Instructions to follow:
Line by line, please look for the word "page" in the following records, then copy each line you find it in.

Material shown:

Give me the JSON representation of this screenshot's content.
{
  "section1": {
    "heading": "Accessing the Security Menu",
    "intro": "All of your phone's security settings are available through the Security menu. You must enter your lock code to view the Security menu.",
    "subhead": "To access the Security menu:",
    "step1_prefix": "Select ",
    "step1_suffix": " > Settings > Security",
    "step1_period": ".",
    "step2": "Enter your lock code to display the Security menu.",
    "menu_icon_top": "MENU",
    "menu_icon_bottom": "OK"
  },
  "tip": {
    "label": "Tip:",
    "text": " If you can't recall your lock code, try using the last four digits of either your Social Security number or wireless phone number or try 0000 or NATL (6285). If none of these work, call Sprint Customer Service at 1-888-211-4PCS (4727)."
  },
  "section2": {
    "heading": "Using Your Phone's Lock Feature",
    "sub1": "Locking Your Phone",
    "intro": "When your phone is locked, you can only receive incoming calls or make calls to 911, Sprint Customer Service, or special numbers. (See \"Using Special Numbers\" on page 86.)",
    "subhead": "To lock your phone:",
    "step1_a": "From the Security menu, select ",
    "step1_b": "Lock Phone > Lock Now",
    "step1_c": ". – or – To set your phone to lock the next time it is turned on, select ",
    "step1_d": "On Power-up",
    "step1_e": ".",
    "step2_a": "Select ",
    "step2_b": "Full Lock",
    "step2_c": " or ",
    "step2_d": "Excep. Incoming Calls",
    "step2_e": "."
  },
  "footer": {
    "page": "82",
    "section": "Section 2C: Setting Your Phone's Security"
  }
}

Response box:
    "intro": "When your phone is locked, you can only receive incoming calls or make calls to 911, Sprint Customer Service, or special numbers. (See \"Using Special Numbers\" on page 86.)",
    "page": "82",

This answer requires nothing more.